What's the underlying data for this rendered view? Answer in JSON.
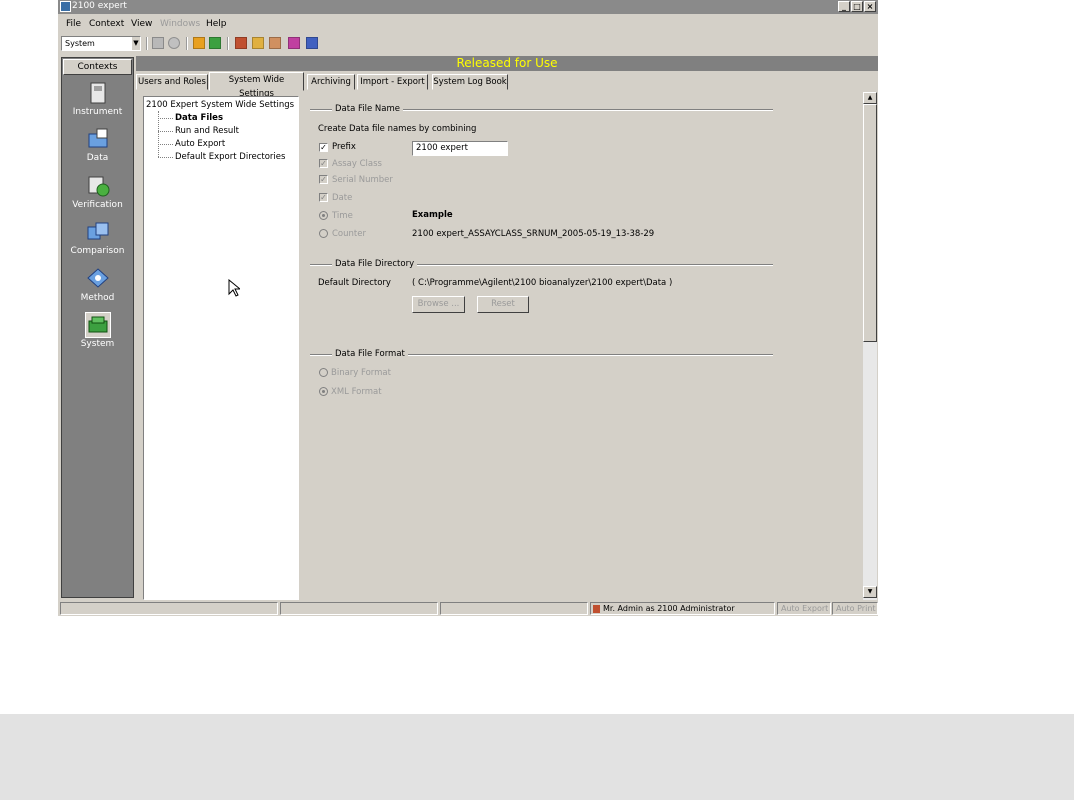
{
  "window": {
    "title": "2100 expert",
    "controls": [
      "_",
      "□",
      "×"
    ]
  },
  "menu": [
    "File",
    "Context",
    "View",
    "Windows",
    "Help"
  ],
  "toolbar": {
    "context_select": "System",
    "icons": [
      "save-icon",
      "refresh-icon",
      "lock-icon",
      "export-icon",
      "users-icon",
      "hand-icon",
      "home-icon",
      "chart-icon",
      "grid-icon"
    ]
  },
  "sidebar": {
    "header": "Contexts",
    "items": [
      {
        "label": "Instrument",
        "icon": "instrument-icon"
      },
      {
        "label": "Data",
        "icon": "data-icon"
      },
      {
        "label": "Verification",
        "icon": "verification-icon"
      },
      {
        "label": "Comparison",
        "icon": "comparison-icon"
      },
      {
        "label": "Method",
        "icon": "method-icon"
      },
      {
        "label": "System",
        "icon": "system-icon",
        "selected": true
      }
    ]
  },
  "banner": "Released for Use",
  "tabs": [
    {
      "label": "Users and Roles"
    },
    {
      "label": "System Wide Settings",
      "active": true
    },
    {
      "label": "Archiving"
    },
    {
      "label": "Import - Export"
    },
    {
      "label": "System Log Book"
    }
  ],
  "tree": {
    "root": "2100 Expert System Wide Settings",
    "children": [
      "Data Files",
      "Run and Result",
      "Auto Export",
      "Default Export Directories"
    ],
    "selected": "Data Files"
  },
  "data_file_name": {
    "group_title": "Data File Name",
    "instruction": "Create Data file names by combining",
    "prefix_label": "Prefix",
    "prefix_value": "2100 expert",
    "assay_class_label": "Assay Class",
    "serial_number_label": "Serial Number",
    "date_label": "Date",
    "time_label": "Time",
    "counter_label": "Counter",
    "example_label": "Example",
    "example_value": "2100 expert_ASSAYCLASS_SRNUM_2005-05-19_13-38-29"
  },
  "data_file_directory": {
    "group_title": "Data File Directory",
    "label": "Default Directory",
    "value": "( C:\\Programme\\Agilent\\2100 bioanalyzer\\2100 expert\\Data )",
    "browse_button": "Browse ...",
    "reset_button": "Reset"
  },
  "data_file_format": {
    "group_title": "Data File Format",
    "binary_label": "Binary Format",
    "xml_label": "XML Format"
  },
  "statusbar": {
    "user": "Mr. Admin as 2100 Administrator",
    "auto_export": "Auto Export",
    "auto_print": "Auto Print"
  }
}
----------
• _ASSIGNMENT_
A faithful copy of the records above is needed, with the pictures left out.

• _ANSWER BOX_
What's the underlying data for this rendered view? Answer in JSON.
{
  "window": {
    "title": "2100 expert",
    "controls": [
      "_",
      "□",
      "×"
    ]
  },
  "menu": [
    "File",
    "Context",
    "View",
    "Windows",
    "Help"
  ],
  "toolbar": {
    "context_select": "System",
    "icons": [
      "save-icon",
      "refresh-icon",
      "lock-icon",
      "export-icon",
      "users-icon",
      "hand-icon",
      "home-icon",
      "chart-icon",
      "grid-icon"
    ]
  },
  "sidebar": {
    "header": "Contexts",
    "items": [
      {
        "label": "Instrument",
        "icon": "instrument-icon"
      },
      {
        "label": "Data",
        "icon": "data-icon"
      },
      {
        "label": "Verification",
        "icon": "verification-icon"
      },
      {
        "label": "Comparison",
        "icon": "comparison-icon"
      },
      {
        "label": "Method",
        "icon": "method-icon"
      },
      {
        "label": "System",
        "icon": "system-icon",
        "selected": true
      }
    ]
  },
  "banner": "Released for Use",
  "tabs": [
    {
      "label": "Users and Roles"
    },
    {
      "label": "System Wide Settings",
      "active": true
    },
    {
      "label": "Archiving"
    },
    {
      "label": "Import - Export"
    },
    {
      "label": "System Log Book"
    }
  ],
  "tree": {
    "root": "2100 Expert System Wide Settings",
    "children": [
      "Data Files",
      "Run and Result",
      "Auto Export",
      "Default Export Directories"
    ],
    "selected": "Data Files"
  },
  "data_file_name": {
    "group_title": "Data File Name",
    "instruction": "Create Data file names by combining",
    "prefix_label": "Prefix",
    "prefix_value": "2100 expert",
    "assay_class_label": "Assay Class",
    "serial_number_label": "Serial Number",
    "date_label": "Date",
    "time_label": "Time",
    "counter_label": "Counter",
    "example_label": "Example",
    "example_value": "2100 expert_ASSAYCLASS_SRNUM_2005-05-19_13-38-29"
  },
  "data_file_directory": {
    "group_title": "Data File Directory",
    "label": "Default Directory",
    "value": "( C:\\Programme\\Agilent\\2100 bioanalyzer\\2100 expert\\Data )",
    "browse_button": "Browse ...",
    "reset_button": "Reset"
  },
  "data_file_format": {
    "group_title": "Data File Format",
    "binary_label": "Binary Format",
    "xml_label": "XML Format"
  },
  "statusbar": {
    "user": "Mr. Admin as 2100 Administrator",
    "auto_export": "Auto Export",
    "auto_print": "Auto Print"
  }
}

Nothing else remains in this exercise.